Often being ungrounded means constantly being focused on what other people are doing. You might be in your body on a physical level but far away, visualizing or overthinking someone else’s activities on a mental level.
This is especially true for those who are more sensitive or consider themselves empaths. Often highly sensitive people operate by taking on other people’s emotions and energy, so much so that they become disconnected from their own.
When someone is going through a hard time, is confiding in us or asks for help, our instinct is to place our energy in their space and come out of our own body in a way. In an attempt to help someone else, we become unbalanced ourselves.
When helping others it’s crucial to stay grounded in ourselves, not because we aren’t empathetic, but because we know that by staying centered as someone shares with us we can offer help from that centered space.
When you feel yourself zoned out, focused on someone else, consciously bring your energy back in. Many times we are so fixated on someone else that it’s as if we’re having an out of body experience, we completely tune out our surroundings.
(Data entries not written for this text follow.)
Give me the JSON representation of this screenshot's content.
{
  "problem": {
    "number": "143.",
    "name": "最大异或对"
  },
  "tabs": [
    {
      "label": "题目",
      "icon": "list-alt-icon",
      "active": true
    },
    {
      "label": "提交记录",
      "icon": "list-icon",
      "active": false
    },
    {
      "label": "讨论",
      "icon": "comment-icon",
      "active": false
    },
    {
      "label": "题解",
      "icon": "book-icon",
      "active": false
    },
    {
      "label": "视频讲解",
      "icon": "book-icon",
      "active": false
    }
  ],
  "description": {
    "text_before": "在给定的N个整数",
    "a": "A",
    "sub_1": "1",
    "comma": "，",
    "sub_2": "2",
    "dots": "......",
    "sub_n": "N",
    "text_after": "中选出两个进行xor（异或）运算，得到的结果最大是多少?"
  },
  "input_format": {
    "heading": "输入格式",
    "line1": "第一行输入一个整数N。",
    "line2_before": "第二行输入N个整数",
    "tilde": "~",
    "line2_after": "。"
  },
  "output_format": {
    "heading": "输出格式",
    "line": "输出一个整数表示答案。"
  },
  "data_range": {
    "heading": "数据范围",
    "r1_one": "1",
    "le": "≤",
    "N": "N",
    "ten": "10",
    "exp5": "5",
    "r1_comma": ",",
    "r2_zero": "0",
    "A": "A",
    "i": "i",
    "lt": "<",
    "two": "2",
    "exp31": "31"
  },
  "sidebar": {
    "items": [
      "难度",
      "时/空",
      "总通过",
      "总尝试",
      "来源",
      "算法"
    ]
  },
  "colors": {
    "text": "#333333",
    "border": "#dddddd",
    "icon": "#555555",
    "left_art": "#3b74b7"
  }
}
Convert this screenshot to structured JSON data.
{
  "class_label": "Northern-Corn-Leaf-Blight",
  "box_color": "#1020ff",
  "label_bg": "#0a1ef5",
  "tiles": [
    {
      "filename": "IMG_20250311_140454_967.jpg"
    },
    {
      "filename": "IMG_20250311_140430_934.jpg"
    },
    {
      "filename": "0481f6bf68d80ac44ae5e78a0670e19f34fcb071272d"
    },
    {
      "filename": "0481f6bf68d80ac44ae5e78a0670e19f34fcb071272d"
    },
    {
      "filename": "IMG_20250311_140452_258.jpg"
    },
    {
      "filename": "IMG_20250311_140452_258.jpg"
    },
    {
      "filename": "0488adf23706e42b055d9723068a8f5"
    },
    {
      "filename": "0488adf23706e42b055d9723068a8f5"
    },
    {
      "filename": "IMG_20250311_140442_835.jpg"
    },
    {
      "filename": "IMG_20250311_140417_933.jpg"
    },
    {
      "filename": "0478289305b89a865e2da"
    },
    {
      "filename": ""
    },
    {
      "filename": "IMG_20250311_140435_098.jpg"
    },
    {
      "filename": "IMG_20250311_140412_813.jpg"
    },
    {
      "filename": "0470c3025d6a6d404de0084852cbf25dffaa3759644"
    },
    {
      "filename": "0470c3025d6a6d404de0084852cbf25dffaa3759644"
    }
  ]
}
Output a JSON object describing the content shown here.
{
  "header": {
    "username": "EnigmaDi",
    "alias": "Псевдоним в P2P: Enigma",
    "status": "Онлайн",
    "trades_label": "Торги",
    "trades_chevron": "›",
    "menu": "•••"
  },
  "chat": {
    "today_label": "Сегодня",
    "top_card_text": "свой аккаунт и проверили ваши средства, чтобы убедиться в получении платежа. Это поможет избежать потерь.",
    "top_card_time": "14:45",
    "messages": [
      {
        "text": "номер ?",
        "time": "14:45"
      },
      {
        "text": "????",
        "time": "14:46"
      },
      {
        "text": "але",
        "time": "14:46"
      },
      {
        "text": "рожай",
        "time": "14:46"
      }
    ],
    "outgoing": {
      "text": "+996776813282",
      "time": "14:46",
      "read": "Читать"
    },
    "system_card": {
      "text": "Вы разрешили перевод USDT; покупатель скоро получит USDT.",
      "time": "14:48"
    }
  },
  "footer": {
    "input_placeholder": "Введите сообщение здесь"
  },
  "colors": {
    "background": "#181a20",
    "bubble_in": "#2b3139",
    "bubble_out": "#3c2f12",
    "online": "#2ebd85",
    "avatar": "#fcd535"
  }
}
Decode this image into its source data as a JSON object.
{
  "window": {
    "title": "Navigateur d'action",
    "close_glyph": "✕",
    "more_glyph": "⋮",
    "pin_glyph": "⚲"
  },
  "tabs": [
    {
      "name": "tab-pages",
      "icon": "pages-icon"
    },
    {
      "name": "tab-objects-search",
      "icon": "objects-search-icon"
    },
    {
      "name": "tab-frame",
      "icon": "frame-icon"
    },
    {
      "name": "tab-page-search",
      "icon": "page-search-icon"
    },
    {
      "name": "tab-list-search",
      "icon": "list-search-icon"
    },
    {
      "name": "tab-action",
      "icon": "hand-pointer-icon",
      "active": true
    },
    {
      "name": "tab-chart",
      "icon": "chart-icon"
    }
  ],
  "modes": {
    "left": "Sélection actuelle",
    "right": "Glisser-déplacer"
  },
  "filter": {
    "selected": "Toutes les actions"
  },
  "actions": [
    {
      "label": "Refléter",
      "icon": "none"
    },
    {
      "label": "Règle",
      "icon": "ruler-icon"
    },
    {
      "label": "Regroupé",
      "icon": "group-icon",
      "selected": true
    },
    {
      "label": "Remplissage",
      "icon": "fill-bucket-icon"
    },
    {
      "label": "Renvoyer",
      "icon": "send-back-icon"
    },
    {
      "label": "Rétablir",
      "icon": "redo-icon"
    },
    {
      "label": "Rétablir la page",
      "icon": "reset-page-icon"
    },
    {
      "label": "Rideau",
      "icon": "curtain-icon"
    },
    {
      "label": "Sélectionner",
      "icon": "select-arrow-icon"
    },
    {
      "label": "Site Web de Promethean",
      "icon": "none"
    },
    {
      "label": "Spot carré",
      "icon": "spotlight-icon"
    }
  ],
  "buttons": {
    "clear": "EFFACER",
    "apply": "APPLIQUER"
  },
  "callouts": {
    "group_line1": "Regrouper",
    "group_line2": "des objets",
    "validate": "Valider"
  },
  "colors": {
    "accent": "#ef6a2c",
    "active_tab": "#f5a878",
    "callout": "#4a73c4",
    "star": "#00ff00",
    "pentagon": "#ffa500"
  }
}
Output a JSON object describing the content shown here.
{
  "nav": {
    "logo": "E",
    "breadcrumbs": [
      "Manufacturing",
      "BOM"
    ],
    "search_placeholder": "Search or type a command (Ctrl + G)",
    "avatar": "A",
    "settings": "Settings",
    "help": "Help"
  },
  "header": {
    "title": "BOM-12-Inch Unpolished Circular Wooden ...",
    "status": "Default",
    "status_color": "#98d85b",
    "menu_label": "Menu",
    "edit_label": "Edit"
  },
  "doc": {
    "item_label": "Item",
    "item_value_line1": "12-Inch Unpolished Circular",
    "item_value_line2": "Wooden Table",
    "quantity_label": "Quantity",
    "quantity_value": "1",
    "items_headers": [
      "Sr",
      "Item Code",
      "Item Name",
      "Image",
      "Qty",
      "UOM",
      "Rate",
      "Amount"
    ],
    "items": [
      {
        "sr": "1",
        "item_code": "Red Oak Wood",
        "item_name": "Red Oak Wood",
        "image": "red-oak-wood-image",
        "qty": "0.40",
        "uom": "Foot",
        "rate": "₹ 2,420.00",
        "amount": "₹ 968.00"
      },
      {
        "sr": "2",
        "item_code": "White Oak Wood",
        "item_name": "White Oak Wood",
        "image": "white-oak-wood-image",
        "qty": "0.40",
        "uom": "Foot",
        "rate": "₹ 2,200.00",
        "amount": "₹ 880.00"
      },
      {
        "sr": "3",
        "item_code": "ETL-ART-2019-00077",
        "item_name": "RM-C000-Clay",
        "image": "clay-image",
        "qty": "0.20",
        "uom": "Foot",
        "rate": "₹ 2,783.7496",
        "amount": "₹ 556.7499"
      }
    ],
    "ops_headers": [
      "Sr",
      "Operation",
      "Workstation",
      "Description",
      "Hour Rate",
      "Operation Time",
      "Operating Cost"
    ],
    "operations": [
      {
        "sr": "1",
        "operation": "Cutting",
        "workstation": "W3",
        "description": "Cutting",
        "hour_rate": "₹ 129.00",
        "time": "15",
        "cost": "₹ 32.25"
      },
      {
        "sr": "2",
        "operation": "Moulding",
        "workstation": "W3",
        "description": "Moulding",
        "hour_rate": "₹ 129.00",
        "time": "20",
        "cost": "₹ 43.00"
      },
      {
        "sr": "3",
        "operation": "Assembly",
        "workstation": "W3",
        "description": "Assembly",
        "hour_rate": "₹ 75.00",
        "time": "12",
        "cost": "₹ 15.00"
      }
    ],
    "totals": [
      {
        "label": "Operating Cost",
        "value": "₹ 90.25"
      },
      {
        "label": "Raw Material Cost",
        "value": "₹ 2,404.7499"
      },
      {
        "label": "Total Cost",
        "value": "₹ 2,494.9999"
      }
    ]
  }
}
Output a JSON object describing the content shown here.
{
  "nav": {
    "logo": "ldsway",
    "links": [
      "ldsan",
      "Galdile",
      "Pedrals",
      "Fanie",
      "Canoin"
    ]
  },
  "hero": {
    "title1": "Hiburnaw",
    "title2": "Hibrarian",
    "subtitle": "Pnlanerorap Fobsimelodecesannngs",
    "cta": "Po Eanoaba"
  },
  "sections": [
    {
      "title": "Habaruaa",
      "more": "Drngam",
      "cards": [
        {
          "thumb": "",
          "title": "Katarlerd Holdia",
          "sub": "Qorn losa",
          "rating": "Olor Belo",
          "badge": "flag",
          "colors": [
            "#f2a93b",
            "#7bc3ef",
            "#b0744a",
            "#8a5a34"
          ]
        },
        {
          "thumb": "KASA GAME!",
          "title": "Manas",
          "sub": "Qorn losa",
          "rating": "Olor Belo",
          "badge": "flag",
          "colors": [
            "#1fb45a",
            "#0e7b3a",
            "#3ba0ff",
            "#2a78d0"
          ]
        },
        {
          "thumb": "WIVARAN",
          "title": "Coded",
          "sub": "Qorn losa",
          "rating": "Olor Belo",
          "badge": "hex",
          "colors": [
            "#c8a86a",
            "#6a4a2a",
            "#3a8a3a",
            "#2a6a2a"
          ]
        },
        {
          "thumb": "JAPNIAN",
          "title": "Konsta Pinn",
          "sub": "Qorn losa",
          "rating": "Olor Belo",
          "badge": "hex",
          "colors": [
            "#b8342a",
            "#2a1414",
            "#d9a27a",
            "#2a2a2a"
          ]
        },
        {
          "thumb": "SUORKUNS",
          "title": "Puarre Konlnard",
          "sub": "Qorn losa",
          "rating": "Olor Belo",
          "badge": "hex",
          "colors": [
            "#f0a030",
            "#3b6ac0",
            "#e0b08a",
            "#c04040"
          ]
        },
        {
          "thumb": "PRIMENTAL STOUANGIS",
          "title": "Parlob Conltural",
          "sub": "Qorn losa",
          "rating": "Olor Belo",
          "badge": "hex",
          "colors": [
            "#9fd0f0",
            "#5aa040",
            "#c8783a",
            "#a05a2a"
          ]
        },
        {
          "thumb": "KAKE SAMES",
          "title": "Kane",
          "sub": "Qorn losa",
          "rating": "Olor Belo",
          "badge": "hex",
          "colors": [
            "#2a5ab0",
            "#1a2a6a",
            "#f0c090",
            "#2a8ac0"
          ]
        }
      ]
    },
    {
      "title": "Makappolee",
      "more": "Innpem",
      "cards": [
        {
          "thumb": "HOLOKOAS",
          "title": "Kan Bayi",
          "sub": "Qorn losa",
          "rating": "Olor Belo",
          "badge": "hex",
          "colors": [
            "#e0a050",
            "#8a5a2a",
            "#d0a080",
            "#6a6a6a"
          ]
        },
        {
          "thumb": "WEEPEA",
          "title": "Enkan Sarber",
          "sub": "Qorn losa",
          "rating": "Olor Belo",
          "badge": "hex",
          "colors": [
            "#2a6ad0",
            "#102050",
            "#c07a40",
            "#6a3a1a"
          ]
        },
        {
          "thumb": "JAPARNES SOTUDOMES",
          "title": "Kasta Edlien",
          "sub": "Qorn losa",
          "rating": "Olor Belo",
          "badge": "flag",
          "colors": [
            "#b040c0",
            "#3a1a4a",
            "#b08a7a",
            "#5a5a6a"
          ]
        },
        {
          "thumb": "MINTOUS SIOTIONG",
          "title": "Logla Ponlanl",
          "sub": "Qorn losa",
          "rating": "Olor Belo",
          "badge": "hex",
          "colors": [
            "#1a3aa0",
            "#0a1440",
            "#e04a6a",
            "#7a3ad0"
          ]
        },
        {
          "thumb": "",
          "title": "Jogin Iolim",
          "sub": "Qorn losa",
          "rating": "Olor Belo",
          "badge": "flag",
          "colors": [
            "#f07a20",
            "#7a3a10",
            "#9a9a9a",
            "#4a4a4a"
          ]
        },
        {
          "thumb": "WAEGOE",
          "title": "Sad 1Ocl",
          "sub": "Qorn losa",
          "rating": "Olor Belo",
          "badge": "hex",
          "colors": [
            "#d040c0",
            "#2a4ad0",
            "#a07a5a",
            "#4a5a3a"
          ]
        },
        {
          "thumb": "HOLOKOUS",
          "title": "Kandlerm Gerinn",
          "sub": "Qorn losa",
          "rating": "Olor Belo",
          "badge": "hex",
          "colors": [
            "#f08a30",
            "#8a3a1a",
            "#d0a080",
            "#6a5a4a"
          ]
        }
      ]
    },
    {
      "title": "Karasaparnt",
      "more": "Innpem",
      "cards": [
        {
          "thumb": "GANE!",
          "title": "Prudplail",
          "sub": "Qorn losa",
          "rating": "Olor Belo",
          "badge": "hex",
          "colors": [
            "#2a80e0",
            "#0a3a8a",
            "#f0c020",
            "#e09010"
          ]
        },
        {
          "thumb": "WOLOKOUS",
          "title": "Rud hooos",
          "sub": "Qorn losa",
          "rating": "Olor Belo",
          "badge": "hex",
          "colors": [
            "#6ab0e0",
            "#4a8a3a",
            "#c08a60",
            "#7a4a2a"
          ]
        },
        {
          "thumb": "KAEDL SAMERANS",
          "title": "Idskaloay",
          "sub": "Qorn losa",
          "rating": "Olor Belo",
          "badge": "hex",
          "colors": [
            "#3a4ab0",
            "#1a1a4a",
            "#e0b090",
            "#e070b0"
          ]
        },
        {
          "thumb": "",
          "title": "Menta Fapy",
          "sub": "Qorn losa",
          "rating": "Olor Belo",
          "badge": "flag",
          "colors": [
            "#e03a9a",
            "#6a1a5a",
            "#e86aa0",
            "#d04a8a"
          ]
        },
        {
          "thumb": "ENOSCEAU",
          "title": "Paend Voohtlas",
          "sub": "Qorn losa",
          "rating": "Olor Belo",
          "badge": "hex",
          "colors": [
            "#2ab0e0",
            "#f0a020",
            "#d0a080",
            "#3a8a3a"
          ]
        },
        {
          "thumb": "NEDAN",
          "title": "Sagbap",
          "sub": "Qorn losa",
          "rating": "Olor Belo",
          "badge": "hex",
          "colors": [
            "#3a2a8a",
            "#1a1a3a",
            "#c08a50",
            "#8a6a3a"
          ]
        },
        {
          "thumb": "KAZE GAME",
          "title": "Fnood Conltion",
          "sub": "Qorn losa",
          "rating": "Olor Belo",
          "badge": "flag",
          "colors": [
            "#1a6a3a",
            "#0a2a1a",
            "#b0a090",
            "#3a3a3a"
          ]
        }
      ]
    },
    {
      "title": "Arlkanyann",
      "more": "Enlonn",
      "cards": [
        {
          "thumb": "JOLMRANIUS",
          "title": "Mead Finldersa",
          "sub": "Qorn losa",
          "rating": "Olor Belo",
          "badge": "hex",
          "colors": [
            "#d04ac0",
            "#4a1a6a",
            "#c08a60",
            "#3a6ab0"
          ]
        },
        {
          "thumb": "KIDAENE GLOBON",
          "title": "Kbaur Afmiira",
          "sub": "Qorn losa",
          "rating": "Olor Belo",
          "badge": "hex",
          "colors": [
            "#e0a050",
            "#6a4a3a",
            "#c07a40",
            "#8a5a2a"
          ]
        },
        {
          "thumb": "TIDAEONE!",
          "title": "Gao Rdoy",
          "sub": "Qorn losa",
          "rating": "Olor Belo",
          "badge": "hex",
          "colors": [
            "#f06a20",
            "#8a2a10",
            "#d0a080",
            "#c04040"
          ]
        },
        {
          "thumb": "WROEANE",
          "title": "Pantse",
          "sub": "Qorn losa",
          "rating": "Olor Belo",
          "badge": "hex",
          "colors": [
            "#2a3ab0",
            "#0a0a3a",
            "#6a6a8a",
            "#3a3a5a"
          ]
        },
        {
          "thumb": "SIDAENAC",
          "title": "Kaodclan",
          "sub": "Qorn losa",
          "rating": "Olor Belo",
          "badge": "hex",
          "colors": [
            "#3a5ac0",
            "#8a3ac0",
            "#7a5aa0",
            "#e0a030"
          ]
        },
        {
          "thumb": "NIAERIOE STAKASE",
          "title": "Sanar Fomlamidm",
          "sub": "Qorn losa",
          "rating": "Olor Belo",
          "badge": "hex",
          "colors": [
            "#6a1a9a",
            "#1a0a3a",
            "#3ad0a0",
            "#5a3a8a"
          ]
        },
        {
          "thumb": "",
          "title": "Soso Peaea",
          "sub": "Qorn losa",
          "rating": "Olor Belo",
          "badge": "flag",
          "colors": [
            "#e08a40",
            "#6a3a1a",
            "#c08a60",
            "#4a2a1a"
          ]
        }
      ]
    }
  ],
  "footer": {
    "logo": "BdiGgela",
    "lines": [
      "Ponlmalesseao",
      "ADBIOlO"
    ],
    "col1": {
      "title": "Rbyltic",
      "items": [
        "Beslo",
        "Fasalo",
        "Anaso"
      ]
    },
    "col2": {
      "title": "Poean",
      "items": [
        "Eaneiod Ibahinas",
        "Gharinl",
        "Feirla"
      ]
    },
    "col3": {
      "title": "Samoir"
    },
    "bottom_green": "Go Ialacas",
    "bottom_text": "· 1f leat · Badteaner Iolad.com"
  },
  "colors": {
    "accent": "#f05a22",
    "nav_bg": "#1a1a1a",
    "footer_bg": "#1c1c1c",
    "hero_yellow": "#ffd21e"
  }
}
This is natural some of the time but if you find yourself obsessing, fixating or overthinking situations with others so much so that you are regularly tuned out of your present environment, this will be an important grounding exercize.
Take a deep breath in and feel your focus come back to your body, look at your current surroundings and consciously take them in.
As I said in the introduction, it’s funny that we even need this type of advice on grounding. Grounding should be a practice that we are all familiar with.
In a lot of spiritual and religious communities, grounding is an essential part of the practice. We see physical objects as symbols all the time in spiritual and religious contexts. We pray but also bring a candle, book or some symbolic object along with us.
In spiritual traditions we might create an alter to represent the physicality of our energetic work, we might use drums or singing bowls, we might dance together in a group. All of these practice involve bringing the physical and a sense of community into our spiritual work.
Today it’s beneficial in the corporate world, advertising and politics for the vast majority of people to be ungrounded. If we aren’t in tune with our bodies, intuition and natural rhythms we are better workers, consumers and voters.
So grounding has to be a conscious thing, we cannot wait until we desperately need it to start doing it.
These practices are great for day to day use, but if you suffer from consistent anxiety or disorientation, don’t be afraid to seek out help or find a community that can support you.